ASSIGNED TASK =
All lines in the data below carrying the string "view" are to be located and copied.

Interface dataset entries:
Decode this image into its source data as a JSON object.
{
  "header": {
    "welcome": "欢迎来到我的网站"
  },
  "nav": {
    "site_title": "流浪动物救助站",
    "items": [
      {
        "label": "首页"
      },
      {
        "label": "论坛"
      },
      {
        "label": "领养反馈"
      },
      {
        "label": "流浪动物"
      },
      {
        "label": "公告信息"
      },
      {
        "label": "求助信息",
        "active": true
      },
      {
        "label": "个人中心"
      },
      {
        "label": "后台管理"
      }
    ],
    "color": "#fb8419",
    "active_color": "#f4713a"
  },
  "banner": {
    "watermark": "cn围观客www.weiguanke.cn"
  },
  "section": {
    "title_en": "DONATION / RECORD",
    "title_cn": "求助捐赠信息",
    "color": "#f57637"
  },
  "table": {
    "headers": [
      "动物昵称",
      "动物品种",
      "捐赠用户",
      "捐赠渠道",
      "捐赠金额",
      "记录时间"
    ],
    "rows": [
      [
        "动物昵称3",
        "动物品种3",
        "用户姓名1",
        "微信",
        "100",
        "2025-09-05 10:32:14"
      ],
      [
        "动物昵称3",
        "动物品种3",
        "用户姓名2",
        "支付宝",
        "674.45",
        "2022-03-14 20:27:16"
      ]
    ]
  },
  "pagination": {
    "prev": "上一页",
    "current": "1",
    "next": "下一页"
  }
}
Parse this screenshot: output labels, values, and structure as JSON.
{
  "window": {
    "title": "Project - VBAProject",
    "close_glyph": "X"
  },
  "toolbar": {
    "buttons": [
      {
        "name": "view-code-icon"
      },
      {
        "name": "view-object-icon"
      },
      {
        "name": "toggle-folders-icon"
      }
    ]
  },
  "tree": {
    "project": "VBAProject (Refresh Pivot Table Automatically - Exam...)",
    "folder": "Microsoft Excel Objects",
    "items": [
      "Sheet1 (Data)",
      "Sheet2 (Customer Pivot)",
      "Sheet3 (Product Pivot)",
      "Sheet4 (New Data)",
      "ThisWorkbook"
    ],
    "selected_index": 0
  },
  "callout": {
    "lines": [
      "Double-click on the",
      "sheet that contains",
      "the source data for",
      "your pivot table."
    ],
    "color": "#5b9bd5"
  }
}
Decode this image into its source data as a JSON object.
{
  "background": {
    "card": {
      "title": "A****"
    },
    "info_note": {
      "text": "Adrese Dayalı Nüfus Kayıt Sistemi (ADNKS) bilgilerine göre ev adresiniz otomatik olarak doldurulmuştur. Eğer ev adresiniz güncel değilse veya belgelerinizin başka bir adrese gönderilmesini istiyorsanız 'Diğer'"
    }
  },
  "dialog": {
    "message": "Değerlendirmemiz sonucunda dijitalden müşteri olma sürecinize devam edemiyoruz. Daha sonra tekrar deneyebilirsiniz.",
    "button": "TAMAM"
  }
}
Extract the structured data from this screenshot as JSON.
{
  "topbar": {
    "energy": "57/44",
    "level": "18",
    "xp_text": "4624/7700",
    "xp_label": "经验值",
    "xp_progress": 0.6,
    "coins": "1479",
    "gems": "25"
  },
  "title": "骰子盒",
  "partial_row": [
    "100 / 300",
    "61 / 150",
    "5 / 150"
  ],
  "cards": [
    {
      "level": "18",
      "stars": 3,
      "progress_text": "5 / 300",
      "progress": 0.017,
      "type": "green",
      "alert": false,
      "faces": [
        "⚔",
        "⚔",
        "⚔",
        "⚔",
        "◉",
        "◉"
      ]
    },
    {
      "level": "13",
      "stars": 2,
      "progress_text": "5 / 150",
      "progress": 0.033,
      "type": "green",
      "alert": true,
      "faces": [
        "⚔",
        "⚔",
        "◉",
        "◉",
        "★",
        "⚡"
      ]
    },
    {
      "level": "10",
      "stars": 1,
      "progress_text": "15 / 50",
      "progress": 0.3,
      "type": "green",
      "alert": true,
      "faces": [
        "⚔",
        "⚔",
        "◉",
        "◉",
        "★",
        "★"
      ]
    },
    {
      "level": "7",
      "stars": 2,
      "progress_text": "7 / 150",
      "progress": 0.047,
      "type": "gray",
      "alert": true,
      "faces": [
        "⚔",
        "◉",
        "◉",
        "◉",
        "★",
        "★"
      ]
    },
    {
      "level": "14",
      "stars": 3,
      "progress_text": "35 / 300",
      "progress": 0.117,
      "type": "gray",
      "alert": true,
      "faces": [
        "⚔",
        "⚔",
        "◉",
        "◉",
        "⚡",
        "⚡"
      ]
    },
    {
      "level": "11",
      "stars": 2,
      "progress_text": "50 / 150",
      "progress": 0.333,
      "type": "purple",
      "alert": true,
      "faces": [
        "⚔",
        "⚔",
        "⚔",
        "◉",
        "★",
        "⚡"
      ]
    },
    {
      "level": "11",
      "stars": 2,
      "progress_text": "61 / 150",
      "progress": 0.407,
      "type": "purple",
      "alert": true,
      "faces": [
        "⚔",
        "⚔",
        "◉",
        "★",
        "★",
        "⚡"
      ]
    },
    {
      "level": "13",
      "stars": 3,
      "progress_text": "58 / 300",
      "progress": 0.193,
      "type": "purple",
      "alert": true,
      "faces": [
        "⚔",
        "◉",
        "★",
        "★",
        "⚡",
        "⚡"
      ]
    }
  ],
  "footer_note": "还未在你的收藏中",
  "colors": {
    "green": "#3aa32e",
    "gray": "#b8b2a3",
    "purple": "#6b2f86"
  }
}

OUTPUT BELOW =
        "name": "view-code-icon"
        "name": "view-object-icon"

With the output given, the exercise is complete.